Web page and app entries:

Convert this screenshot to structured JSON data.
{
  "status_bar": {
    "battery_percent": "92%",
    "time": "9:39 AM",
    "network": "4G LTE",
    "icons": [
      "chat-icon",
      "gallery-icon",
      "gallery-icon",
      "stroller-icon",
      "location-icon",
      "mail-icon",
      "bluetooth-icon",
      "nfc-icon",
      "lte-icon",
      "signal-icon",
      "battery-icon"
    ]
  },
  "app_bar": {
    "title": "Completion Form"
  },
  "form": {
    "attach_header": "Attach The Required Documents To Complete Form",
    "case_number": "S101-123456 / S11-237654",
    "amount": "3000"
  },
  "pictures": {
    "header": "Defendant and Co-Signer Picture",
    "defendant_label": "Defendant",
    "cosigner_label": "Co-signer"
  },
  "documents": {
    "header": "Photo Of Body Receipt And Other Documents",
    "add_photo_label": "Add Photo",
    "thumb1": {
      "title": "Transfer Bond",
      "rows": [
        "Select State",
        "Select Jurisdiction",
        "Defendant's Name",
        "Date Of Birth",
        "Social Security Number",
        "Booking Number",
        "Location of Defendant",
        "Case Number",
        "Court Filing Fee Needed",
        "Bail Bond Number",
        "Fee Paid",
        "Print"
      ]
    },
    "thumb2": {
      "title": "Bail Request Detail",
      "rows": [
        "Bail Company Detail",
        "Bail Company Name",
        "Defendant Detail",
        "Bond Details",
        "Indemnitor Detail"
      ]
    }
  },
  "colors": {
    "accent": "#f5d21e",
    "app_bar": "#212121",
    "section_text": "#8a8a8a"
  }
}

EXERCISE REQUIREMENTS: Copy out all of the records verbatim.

RESULT BELOW:
Convert this screenshot to structured JSON data.
{
  "status_bar": {
    "battery_percent": "92%",
    "time": "9:39 AM",
    "network": "4G LTE",
    "icons": [
      "chat-icon",
      "gallery-icon",
      "gallery-icon",
      "stroller-icon",
      "location-icon",
      "mail-icon",
      "bluetooth-icon",
      "nfc-icon",
      "lte-icon",
      "signal-icon",
      "battery-icon"
    ]
  },
  "app_bar": {
    "title": "Completion Form"
  },
  "form": {
    "attach_header": "Attach The Required Documents To Complete Form",
    "case_number": "S101-123456 / S11-237654",
    "amount": "3000"
  },
  "pictures": {
    "header": "Defendant and Co-Signer Picture",
    "defendant_label": "Defendant",
    "cosigner_label": "Co-signer"
  },
  "documents": {
    "header": "Photo Of Body Receipt And Other Documents",
    "add_photo_label": "Add Photo",
    "thumb1": {
      "title": "Transfer Bond",
      "rows": [
        "Select State",
        "Select Jurisdiction",
        "Defendant's Name",
        "Date Of Birth",
        "Social Security Number",
        "Booking Number",
        "Location of Defendant",
        "Case Number",
        "Court Filing Fee Needed",
        "Bail Bond Number",
        "Fee Paid",
        "Print"
      ]
    },
    "thumb2": {
      "title": "Bail Request Detail",
      "rows": [
        "Bail Company Detail",
        "Bail Company Name",
        "Defendant Detail",
        "Bond Details",
        "Indemnitor Detail"
      ]
    }
  },
  "colors": {
    "accent": "#f5d21e",
    "app_bar": "#212121",
    "section_text": "#8a8a8a"
  }
}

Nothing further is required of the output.